Team creates LEDs, photovoltaic cells, and light detectors using novel one-molecule-thick material.
New MIT research on the human heartbeat could lead to less expensive, noninvasive ways to diagnose one form of heart disease.
The work, reported in the October 2 issue of Nature, also resolves a long-standing debate among scientists about the dynamics of the heartbeat.
Contrary to perceptions in the general public, it is an established fact that the human heartbeat, or more specifically, the heart rate, is irregular. The time between each beat of the heart varies by a millisecond here, two there. Many scientists have thought this variability is random. The new MIT work, however, shows that the heart rate actually follows a subtle structure, albeit a complicated one.
This is important because "if there's a structure behind it, and if we can understand that structure, we can learn more about the heart and heart disease," said Dr. Chi-Sang Poon, lead author of the Nature article and a principal research scientist in the Harvard-MIT Division of Health Sciences and Technology.
A finding by the MIT team which is key to the potential diagnosis of heart disease is that individuals suffering from congestive heart failure (CHF) have significantly different heart rate "structures" than people with healthy hearts. Consequently, with further development, the technique that the team used to glean these results could become an aid to diagnosing CHF, which affects more than two million Americans.
Because the technique is essentially a computer program that analyzes the electrocardiograms (EKGs) of patients -- data that are already available -- it does not involve invasive procedures. It could also be very quick and relatively inexpensive, said Dr. Poon.
Using the new technique, the researchers found that the human heart rate is chaotic. Unlike its popular everyday definition, chaos is a scientific phenomenon in which seemingly random, disorderly data actually follow a subtle structure. The phenomenon has been found in many areas of science, from the weather (as established by Professor Emeritus Edward N. Lorenz of earth, atmospheric and planetary sciences) to the orbits of asteroids (as established by Professor Jack Wisdom of the same department).

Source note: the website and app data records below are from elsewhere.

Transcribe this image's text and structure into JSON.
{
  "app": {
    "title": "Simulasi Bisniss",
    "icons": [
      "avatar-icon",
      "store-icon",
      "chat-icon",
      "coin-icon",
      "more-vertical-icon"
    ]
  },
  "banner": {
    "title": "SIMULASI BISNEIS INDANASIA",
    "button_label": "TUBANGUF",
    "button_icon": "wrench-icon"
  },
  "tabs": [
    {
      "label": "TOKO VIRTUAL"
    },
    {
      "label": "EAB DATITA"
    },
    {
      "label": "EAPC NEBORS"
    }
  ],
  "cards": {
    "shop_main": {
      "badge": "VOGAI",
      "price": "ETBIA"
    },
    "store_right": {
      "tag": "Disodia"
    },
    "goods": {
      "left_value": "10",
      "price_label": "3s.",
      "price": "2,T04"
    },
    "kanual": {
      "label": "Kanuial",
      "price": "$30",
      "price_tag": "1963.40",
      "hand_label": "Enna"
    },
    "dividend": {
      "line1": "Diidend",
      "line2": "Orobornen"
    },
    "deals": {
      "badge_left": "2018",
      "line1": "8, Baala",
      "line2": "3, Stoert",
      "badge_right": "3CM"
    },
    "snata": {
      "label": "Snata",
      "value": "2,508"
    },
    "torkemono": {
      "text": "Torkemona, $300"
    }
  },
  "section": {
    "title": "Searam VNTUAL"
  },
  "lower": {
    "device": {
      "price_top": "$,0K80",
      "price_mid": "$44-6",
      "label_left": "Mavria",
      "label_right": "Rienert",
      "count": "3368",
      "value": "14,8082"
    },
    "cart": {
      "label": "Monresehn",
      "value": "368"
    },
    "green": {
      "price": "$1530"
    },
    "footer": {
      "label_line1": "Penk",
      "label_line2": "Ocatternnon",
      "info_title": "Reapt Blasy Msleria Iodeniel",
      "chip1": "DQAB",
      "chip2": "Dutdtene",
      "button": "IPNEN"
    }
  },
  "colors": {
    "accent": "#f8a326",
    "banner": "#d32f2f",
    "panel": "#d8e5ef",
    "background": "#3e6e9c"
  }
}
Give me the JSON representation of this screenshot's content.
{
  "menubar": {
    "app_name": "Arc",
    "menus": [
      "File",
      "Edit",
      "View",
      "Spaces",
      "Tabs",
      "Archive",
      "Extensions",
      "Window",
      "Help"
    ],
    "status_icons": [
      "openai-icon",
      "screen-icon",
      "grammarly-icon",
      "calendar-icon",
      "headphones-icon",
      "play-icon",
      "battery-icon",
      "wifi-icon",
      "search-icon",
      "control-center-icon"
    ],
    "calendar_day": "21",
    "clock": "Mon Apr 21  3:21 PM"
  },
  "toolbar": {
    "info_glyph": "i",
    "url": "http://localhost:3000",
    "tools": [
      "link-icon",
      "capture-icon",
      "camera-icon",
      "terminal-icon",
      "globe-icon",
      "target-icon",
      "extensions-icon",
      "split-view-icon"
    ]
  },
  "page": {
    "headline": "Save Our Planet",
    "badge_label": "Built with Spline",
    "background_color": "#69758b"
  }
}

Whether or not the human heart rate is chaotic has been hotly debated within the scientific community for many years. That's because "until now, there has really been no reliable way of detecting chaotic dynamics in the system," Dr. Poon said.
Enter the technique that he and colleagues reported in the May 16, 1996 issue of Nature (see MIT Tech Talk, June 5, 1996). For the work reported in the current Nature paper, Dr. Poon and his coauthor, Christopher K. Merrill (SB '96), applied the technique to the human heart rate. They used it to analyze heart rate data collected by Dr. Ary Goldberger of Boston's Beth Israel Deaconess Medical Center from eight healthy individuals and 11 suffering from CHF.
The result: "we've definitively shown that the healthy heart beat is chaotic," Dr. Poon said. "Chaos is part of the normal operation of the circulatory system." In contrast, the researchers found that the heart rates of CHF patients "become more regular and less chaotic. Their heartrates appear to be more 'behaved' than those of healthy individuals," he said.
"These findings suggest that cardiac chaos is prevalent in the healthy heart, and a decrease in such chaos may be indicative of CHF," Dr. Poon and Mr. Merrill concluded in their Nature paper:
Dr. Poon, who has filed for a US patent on the technique used in the current work, is working to refine it as a diagnostic aid for CHF.
The work was sponsored by the National Heart, Lung and Blood Institute, the National Science Foundation and the Office of Naval Research.
A version of this article appeared in MIT Tech Talk on October 8, 1997.